Designing a drone for transportation in 2014 was a different challenge than it is today.Back then, the leading drones in the market were DJI Phantom, used for aerial photography, and drones for military purposes. The drones in the market were designed to either take pictures of people or to kill them. I was charged with the task of designing our first drone. Since Matternet's team didn't include any Mechanical Engineers at the time, I had to take on the responsibility of engineering and manufacturing on top of designing. In retrospective, having design and engineering "live in one person" introduced many challenges (overall affecting the quality of each) but also enabled me to experiment and take on crazy ideas while letting each discipline affect the other.
Approaching the ideation phase, I knew that the payload had to be the center of the vehicle both visually and physically, to enhance the trust we wanted to create. I wanted people to immediately recognize that the drone is for delivery rather than any other purpose.

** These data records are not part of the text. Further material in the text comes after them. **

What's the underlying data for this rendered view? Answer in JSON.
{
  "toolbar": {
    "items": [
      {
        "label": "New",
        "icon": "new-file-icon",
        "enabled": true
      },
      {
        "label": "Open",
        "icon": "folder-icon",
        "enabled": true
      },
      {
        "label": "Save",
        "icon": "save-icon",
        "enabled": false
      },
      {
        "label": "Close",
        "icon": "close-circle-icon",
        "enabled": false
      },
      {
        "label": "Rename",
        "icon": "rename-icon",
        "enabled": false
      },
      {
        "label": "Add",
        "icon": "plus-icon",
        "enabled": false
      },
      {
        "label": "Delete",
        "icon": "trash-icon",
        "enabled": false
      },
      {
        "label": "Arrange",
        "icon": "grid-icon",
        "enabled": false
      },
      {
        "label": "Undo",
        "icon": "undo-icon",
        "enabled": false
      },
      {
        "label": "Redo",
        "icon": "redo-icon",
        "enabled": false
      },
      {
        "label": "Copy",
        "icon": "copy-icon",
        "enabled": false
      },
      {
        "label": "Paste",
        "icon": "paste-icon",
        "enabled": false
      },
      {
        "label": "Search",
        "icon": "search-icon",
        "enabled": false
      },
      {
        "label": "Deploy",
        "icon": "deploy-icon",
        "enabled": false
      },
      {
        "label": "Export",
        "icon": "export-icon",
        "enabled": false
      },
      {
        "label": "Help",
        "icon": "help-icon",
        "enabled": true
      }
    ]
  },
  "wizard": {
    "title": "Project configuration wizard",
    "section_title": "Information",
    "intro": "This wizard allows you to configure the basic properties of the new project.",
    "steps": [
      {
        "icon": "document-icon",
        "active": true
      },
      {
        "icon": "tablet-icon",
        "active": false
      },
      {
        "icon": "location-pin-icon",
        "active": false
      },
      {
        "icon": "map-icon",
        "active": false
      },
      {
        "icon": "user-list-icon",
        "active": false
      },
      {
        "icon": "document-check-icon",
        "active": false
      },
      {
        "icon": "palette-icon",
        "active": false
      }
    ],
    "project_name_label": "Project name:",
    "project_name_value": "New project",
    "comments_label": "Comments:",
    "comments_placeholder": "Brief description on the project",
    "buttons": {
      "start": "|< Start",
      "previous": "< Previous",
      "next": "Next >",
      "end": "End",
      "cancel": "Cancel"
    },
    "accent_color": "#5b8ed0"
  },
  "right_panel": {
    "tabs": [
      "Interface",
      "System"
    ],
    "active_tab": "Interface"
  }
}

Although having a lot of experience visualizing Matternet drones (as a freelancer from London) this drone was different since it had to work for real :)
The challenge was to balance different features and work within harsh constraints in a short development timeline with no professional engineering help.
Early in the ideation phase, I designed a circle around the payload. It felt right for various functional, operational and form reasons.
Sketches: All through the process I was very fortunate to collaborate with Marc Shillum (CXO at the time) I learnt a lot from him and enjoyed our time together.
When designing a quadrocopter that is based on symmetry and balance, it makes sense to maintain the center of gravity in the middle of the four spinning propellers.
It seemed natural to position the battery on the top of the payload for various reasons:
1.Maintaining CG (battery is the heaviest part of the vehicle)
2.Eliminating payload lock mechanism, and by that saving weight and complexity (constraining the payload from 5 directions and blocking it from the sixth)
3. Allowing the user to interact with the drone from the top for a more safe and easy interaction. (Until this day most other delivery drones require the users to stick their hands under the drone and in the way of the propellers)
Center of gravity guided the rest of the architecture by creating two symmetrical volumes that populate the electronics and parachute.
Having experience in additive manufacturing (AM/ 3d printing) and SLS technology from my previous job, I embarked on an experimental process of 3D printing our drones.
AM allowed us to:
1. Save weight by fusing parts and details.
2. Avoid high tooling costs.
3. Iterate hardware fast
4. Fly our prototypes!
Although the first version worked, we progressed to a monocoque approach to reduce part count and reduce assembly time.
I continued to experiment with both structure and materials.
After some failed experiments trying to develop an in-house parachute system, I advised to partner with a professional parachute supplier, and customize their system in M1.
Managing the integration project in an unusually short timeline was stressful but was all worth it once we saw the first deployment of the parachute.
The parachute system only deploys when something goes wrong in the vehicle or if it flies outside its pre-defined envelope for some reason.
The parachute and its redundant control system allowed M1 to get the first drone certification by the Swiss aviation authorities.
Since safety is our first guideline when designing any component of the ecosystem, we made an effort to incorporate propeller guards. The challenge was how to create a lightweight and rigid structure in such a big object.
It was incredible to experience how non-threatening it was standing near a drone with covered propellers.
After a lot of experimentation, we laid out the trade-offs and decided to put on hold covering the propellers and tackle the safety challenge from a completely different approach.
It was important to me that we produce a simple and easy to understand object which will not threaten its surroundings.
Details such as; not having pointy landing gear, hiding most of the fastening details, white matte finish and using simple geometry contributed to this.
At one point of the development process, I thought that it would be nicer (and more efficient) to start naming our drones after inspiring creatives.
These are some of them:
The M1 development journey was the most challenging task that I have taken at that point in my career.
Of course it was a challenge because of technical complexity and managing this complex development process, but today I feel that the biggest lessons that I have learned had nothing to do with design but rather with people.
I learned that belief, hard work and courage can overcome the most adverse, confident and loud voices around the table.
I believe that I would have failed if I didn't have the support of a few influential people around me. Today I am very happy to be a part of a such a professional team that understands the power of good design.